Council of Cardinals prep new constitution for Roman Curia
St. Peter’s Basilica in Vatican City. CBCPNews
By Hannah Brockhaus
Catholic News Agency
April 26, 2018
Pope Francis and his Council of Cardinals met this week to continue their discussion of curial reform and to work on the draft of a new apostolic constitution outlining the structure and duties of the Roman Curia.
There is no predicted release date for the apostolic constitution, but the drafting and editing “will take some time,” according to an April 25 Vatican communique. When finished, it will be presented to Pope Francis for further consultation and final approval.
The major part of this week’s meetings, which took place April 23-25 at the Vatican, were dedicated to re-reading the current draft of the constitution, Vatican spokesman Greg Burke said in a briefing April 25.
The Council of Cardinals – who advise the pope on matters of Church governance and reform – also discussed how the Roman Curia can be at the service to the Holy Father and the particular Churches; the pastoral character of curial activity; and the institution and operation of the third section of the Secretary of State, which was established in November to oversee the Holy See’s diplomatic corps.
They also conversed on the announcement of the Gospel and the missionary spirit as a perspective that characterizes the activity of the whole Curia.

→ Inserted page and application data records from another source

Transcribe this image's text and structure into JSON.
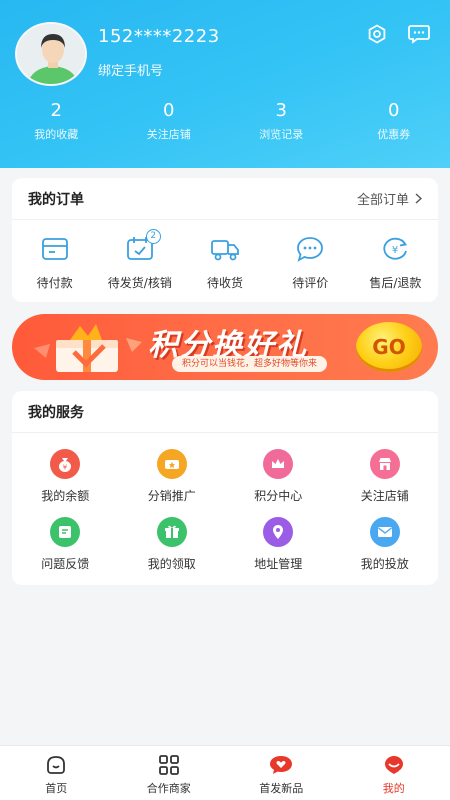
{
  "header": {
    "phone": "152****2223",
    "bind_phone": "绑定手机号",
    "stats": [
      {
        "value": "2",
        "label": "我的收藏"
      },
      {
        "value": "0",
        "label": "关注店铺"
      },
      {
        "value": "3",
        "label": "浏览记录"
      },
      {
        "value": "0",
        "label": "优惠券"
      }
    ]
  },
  "orders": {
    "title": "我的订单",
    "all_label": "全部订单",
    "items": [
      {
        "label": "待付款",
        "icon": "wallet-icon"
      },
      {
        "label": "待发货/核销",
        "icon": "calendar-check-icon",
        "badge": "2"
      },
      {
        "label": "待收货",
        "icon": "truck-icon"
      },
      {
        "label": "待评价",
        "icon": "chat-bubble-icon"
      },
      {
        "label": "售后/退款",
        "icon": "refund-icon"
      }
    ]
  },
  "banner": {
    "title": "积分换好礼",
    "subtitle": "积分可以当钱花，超多好物等你来",
    "go": "GO"
  },
  "services": {
    "title": "我的服务",
    "items": [
      {
        "label": "我的余额",
        "icon": "money-bag-icon",
        "color": "#f25a4a"
      },
      {
        "label": "分销推广",
        "icon": "ticket-icon",
        "color": "#f5a623"
      },
      {
        "label": "积分中心",
        "icon": "crown-icon",
        "color": "#f06b9a"
      },
      {
        "label": "关注店铺",
        "icon": "shop-icon",
        "color": "#f56e95"
      },
      {
        "label": "问题反馈",
        "icon": "feedback-icon",
        "color": "#3cc26a"
      },
      {
        "label": "我的领取",
        "icon": "gift-icon",
        "color": "#3cc26a"
      },
      {
        "label": "地址管理",
        "icon": "location-icon",
        "color": "#9b5de5"
      },
      {
        "label": "我的投放",
        "icon": "mail-icon",
        "color": "#4aa8f0"
      }
    ]
  },
  "tabbar": {
    "items": [
      {
        "label": "首页",
        "icon": "home-icon"
      },
      {
        "label": "合作商家",
        "icon": "grid-icon"
      },
      {
        "label": "首发新品",
        "icon": "heart-bubble-icon"
      },
      {
        "label": "我的",
        "icon": "profile-icon",
        "active": true
      }
    ]
  },
  "colors": {
    "header": "#35c4f5",
    "accent": "#e8382b",
    "order_icon": "#3aa0e0"
  }
}
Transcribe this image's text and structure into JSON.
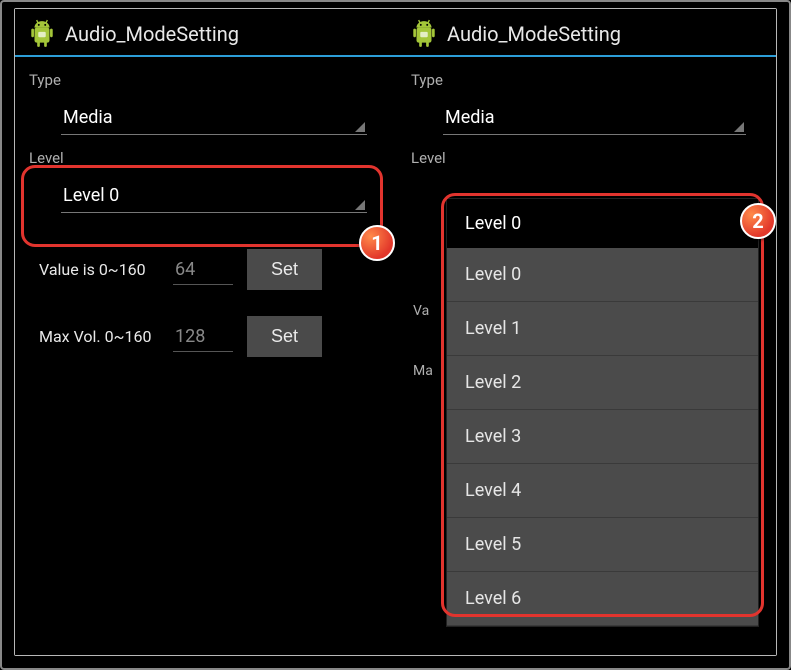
{
  "left": {
    "title": "Audio_ModeSetting",
    "type_label": "Type",
    "type_value": "Media",
    "level_label": "Level",
    "level_value": "Level 0",
    "value_label": "Value is 0~160",
    "value_input": "64",
    "max_label": "Max Vol. 0~160",
    "max_input": "128",
    "set_btn": "Set",
    "badge": "1"
  },
  "right": {
    "title": "Audio_ModeSetting",
    "type_label": "Type",
    "type_value": "Media",
    "level_label": "Level",
    "value_peek": "Va",
    "max_peek": "Ma",
    "dropdown_selected": "Level 0",
    "dropdown_items": {
      "0": "Level 0",
      "1": "Level 1",
      "2": "Level 2",
      "3": "Level 3",
      "4": "Level 4",
      "5": "Level 5",
      "6": "Level 6"
    },
    "badge": "2"
  }
}
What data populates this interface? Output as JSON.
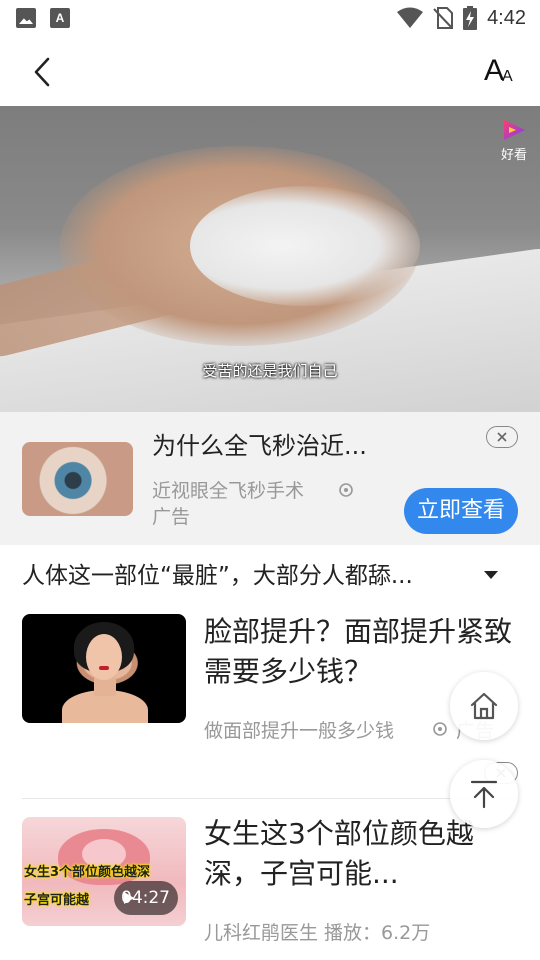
{
  "status_bar": {
    "time": "4:42",
    "left_icons": [
      "image-icon",
      "font-download-icon"
    ],
    "right_icons": [
      "wifi-icon",
      "no-sim-icon",
      "battery-charging-icon"
    ]
  },
  "header": {
    "back_icon": "chevron-left-icon",
    "font_size_icon": "font-size-icon",
    "font_size_big": "A",
    "font_size_small": "A"
  },
  "video": {
    "subtitle": "受苦的还是我们自己",
    "brand_label": "好看"
  },
  "ad_banner": {
    "title": "为什么全飞秒治近...",
    "subtitle": "近视眼全飞秒手术",
    "ad_label": "广告",
    "cta_label": "立即查看",
    "cta_color": "#3388ee"
  },
  "related": {
    "title": "人体这一部位“最脏”，大部分人都舔..."
  },
  "feed": [
    {
      "title": "脸部提升？面部提升紧致需要多少钱？",
      "meta": "做面部提升一般多少钱",
      "ad_label": "广告"
    },
    {
      "title": "女生这3个部位颜色越深，子宫可能...",
      "thumb_text_1": "女生3个部位颜色越深",
      "thumb_text_2": "子宫可能越",
      "duration": "04:27",
      "meta": "儿科红鹃医生  播放：6.2万"
    }
  ],
  "floating": {
    "home_icon": "home-icon",
    "top_icon": "back-to-top-icon"
  }
}
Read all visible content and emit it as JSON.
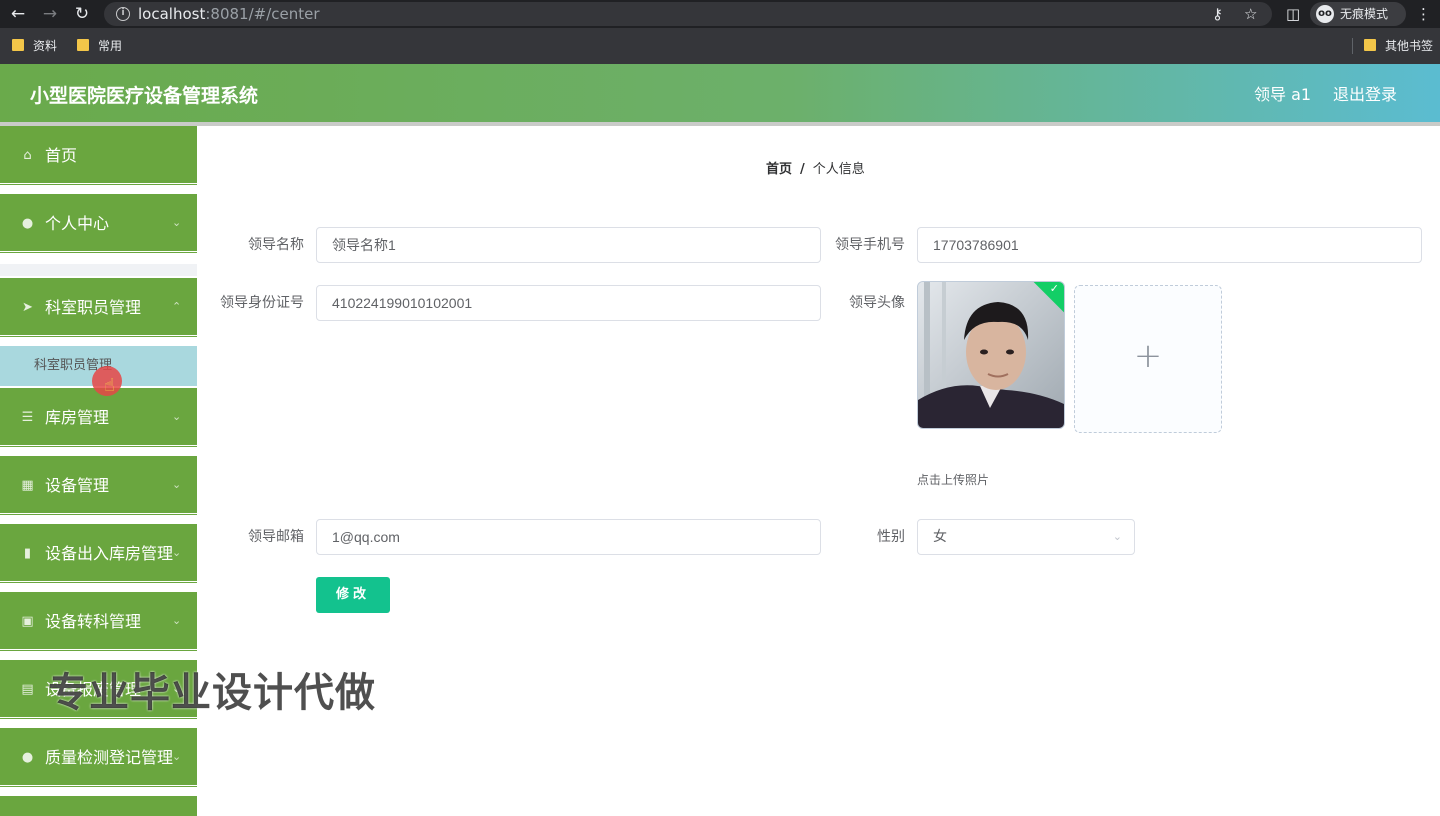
{
  "browser": {
    "url_host": "localhost",
    "url_port": ":8081",
    "url_path": "/#/center",
    "incognito_label": "无痕模式",
    "bookmarks": [
      "资料",
      "常用"
    ],
    "other_bookmarks": "其他书签"
  },
  "header": {
    "title": "小型医院医疗设备管理系统",
    "user_label": "领导 a1",
    "logout_label": "退出登录"
  },
  "sidebar": {
    "items": [
      {
        "label": "首页",
        "icon": "home-icon"
      },
      {
        "label": "个人中心",
        "icon": "user-icon"
      },
      {
        "label": "科室职员管理",
        "icon": "send-icon"
      },
      {
        "label": "库房管理",
        "icon": "menu-lines-icon"
      },
      {
        "label": "设备管理",
        "icon": "grid-icon"
      },
      {
        "label": "设备出入库房管理",
        "icon": "device-icon"
      },
      {
        "label": "设备转科管理",
        "icon": "clipboard-icon"
      },
      {
        "label": "设备报废管理",
        "icon": "document-icon"
      },
      {
        "label": "质量检测登记管理",
        "icon": "user-icon"
      }
    ],
    "submenu_label": "科室职员管理"
  },
  "breadcrumb": {
    "home": "首页",
    "separator": "/",
    "current": "个人信息"
  },
  "form": {
    "name_label": "领导名称",
    "name_value": "领导名称1",
    "phone_label": "领导手机号",
    "phone_value": "17703786901",
    "id_label": "领导身份证号",
    "id_value": "410224199010102001",
    "avatar_label": "领导头像",
    "upload_tip": "点击上传照片",
    "email_label": "领导邮箱",
    "email_value": "1@qq.com",
    "gender_label": "性别",
    "gender_value": "女",
    "submit_label": "修改"
  },
  "watermark": "专业毕业设计代做",
  "colors": {
    "sidebar_green": "#6aa63f",
    "submit_green": "#13c28e",
    "submenu_active": "#a9d8de"
  }
}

During the meetings, the pope and cardinals received an update on the progress of the reform of the Vatican communications system by Msgr. Lucio Ruiz, secretary and acting prefect of the Secretariat for Communications.
Notably, there was no update on the state of the Vatican’s financial reforms, a typical topic of the council’s reunions.
Cardinal Sean O’Malley, head of the Pontifical Commission for the Protection of Minors (PCPM), gave a report on the work of the commission on behalf of children and vulnerable adults, including an explanation of what took place during the PCPM’s recent plenary meeting in Rome.
O’Malley also welcomed a group from the United Kingdom, called the “Survivor Advisory Panel,” and reiterated the PCPM’s commitment to begin their work with first listening to victims of sexual abuse and their experiences.
All members of the council were present throughout the week except for Cardinal George Pell, prefect of the Secretariat for the Economy, who has been in Australia since last summer facing charges of historical sex abuse. Cardinal Reinhard Marx was absent Monday.
As usual, Pope Francis was present for all sessions apart from Wednesday morning, when he holds the weekly general audience.
Established by Pope Francis shortly after his pontificate began in 2013, the Council of Cardinals – also known as the “C9” – serves as an advisory body on Church governance and reform, with special emphasis on the reform of Pastor bonus, the apostolic constitution which governs the Roman Curia.
The council’s next round of meetings will take place June 11-13.